At the final Tribal Accreditation and Quality Forum of 2016, Michelle Myers, from the Oneida Nation Comprehensive Health Division, introduced us to a wonderful tool used to teach basic quality improvement and team building skills called "Bus Crash." Some of you may have seen variations of this tool, but this version uses an assortment of Mr. Potato Head dolls to inject a healthy dose of laughter and fun into QI.
At the beginning of the exercise our group was divided into four teams and given the following scenario:
"Four buses are traveling to an event. Each bus has 14 Potato Head family members. An unfortunate accident occurs and all four buses crash. EMS arrives to the accident scene to find only potato parts scattered inside each bus. Fortunately the bus contains a record of each member-photos prior to the crash. The potato parts and photos are scooped into bags and each bag is sent to a different hospital. It is your job to save as many lives as possible."
After reading the scenario and setting out some basic ground rules, each team member was assigned an area of responsibility: 2 surgeons, who were only allowed to assemble, 3 assistants, who were only allowed to prep potato parts for assembly, and 2 inspectors, who verified that each Potato Head family member was assembled correctly. Then, each medical team was given 7 minutes to save as many Potato Head family members as possible. At the end of 7 minutes, each team reported their results and discussed what might be done differently during the next round. Then, each team repeated the process two additional times, incorporating changes based on their experiences during the previous round(s). When all was said and done, each team reported lessons learned on QI and team building.
This exercise forced each team to think strategically and work together to improve their processes, and many Potato Head family member lives were saved as a result. Not only did our group learn valuable quality improvement principles, but we had a bus load of fun doing so!
So, if you or your department is looking for a fun and valuable learning tool, please reach out and we can help you build your own "Bus Crash" kit!
Special Thanks to Michelle Myers, Community Health Nursing Supervisor, Oneida Comprehensive Health Division, and Judy Tupper, DHEd, CHES, CPPS, Muskie School of Public Service.

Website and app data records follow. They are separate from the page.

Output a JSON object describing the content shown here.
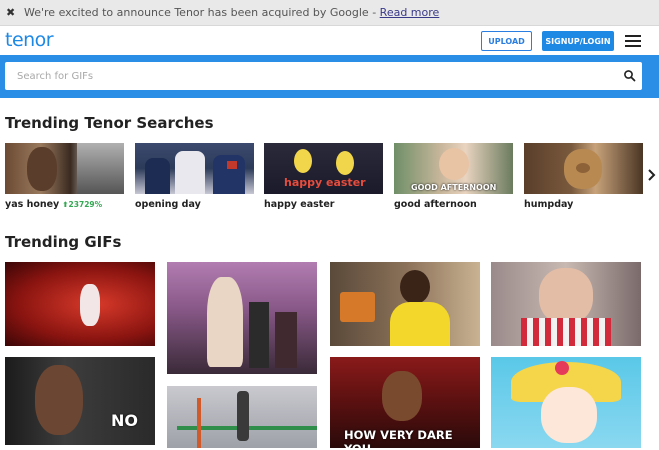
{
  "banner": {
    "close_icon": "close-icon",
    "message": "We're excited to announce Tenor has been acquired by Google - ",
    "link": "Read more"
  },
  "header": {
    "logo": "tenor",
    "upload_label": "UPLOAD",
    "signup_label": "SIGNUP/LOGIN",
    "menu_icon": "hamburger-menu-icon"
  },
  "search": {
    "placeholder": "Search for GIFs",
    "value": "",
    "icon": "search-icon"
  },
  "colors": {
    "brand_blue": "#1e88e5",
    "search_band": "#2a8ee6",
    "trend_green": "#34a853"
  },
  "trending_searches": {
    "title": "Trending Tenor Searches",
    "items": [
      {
        "label": "yas honey",
        "trend": "⬆23729%"
      },
      {
        "label": "opening day"
      },
      {
        "label": "happy easter",
        "overlay": "happy easter"
      },
      {
        "label": "good afternoon",
        "overlay": "GOOD AFTERNOON"
      },
      {
        "label": "humpday"
      }
    ],
    "next_icon": "chevron-right-icon"
  },
  "trending_gifs": {
    "title": "Trending GIFs",
    "overlays": {
      "no": "NO",
      "how_very_dare_you": "HOW VERY DARE YOU"
    }
  }
}
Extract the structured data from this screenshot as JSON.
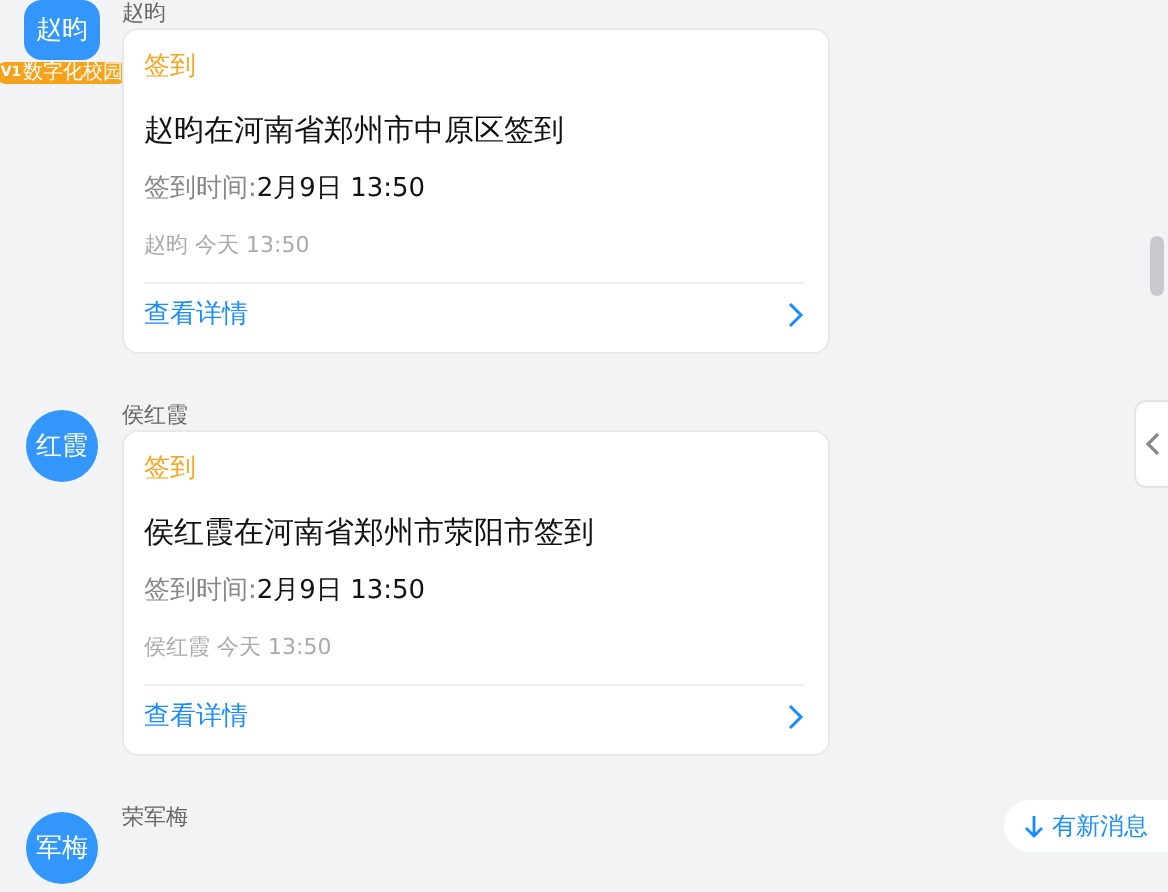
{
  "messages": [
    {
      "sender": "赵昀",
      "avatar": {
        "text": "赵昀",
        "kind": "square",
        "badge": {
          "level": "V1",
          "label": "数字化校园"
        }
      },
      "card": {
        "tag": "签到",
        "title": "赵昀在河南省郑州市中原区签到",
        "time_label": "签到时间:",
        "time_value": "2月9日 13:50",
        "meta": "赵昀 今天 13:50",
        "link": "查看详情"
      }
    },
    {
      "sender": "侯红霞",
      "avatar": {
        "text": "红霞",
        "kind": "circle"
      },
      "card": {
        "tag": "签到",
        "title": "侯红霞在河南省郑州市荥阳市签到",
        "time_label": "签到时间:",
        "time_value": "2月9日 13:50",
        "meta": "侯红霞 今天 13:50",
        "link": "查看详情"
      }
    },
    {
      "sender": "荣军梅",
      "avatar": {
        "text": "军梅",
        "kind": "circle"
      }
    }
  ],
  "new_message_pill": {
    "label": "有新消息"
  }
}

About the Author, Dustin Young - Vice President, Gray Horse Strategies, LLC.
Dustin Young is the Manager for Gray Horse Strategies. He provides consulting services, project management and support, multimedia project development and website administration. Prior to joining Gray Horse Strategies, Dustin served as Manger for the Institute for Wisconsin's Health, Inc., and as an AmericorpsVISTA for the Wisconsin Department of Public Instruction. Dustin graduated from Marquette University in 2008 with a degree in International Affairs and is an ASQ Certified Quality Improvement Associate. Dustin is on the Board of Directors of the Wisconsin Public Health Association and Drive Clear, a Madison, Wisconsin based non-profit organization dedicated to helping the victims of drunk and impaired driving accidents.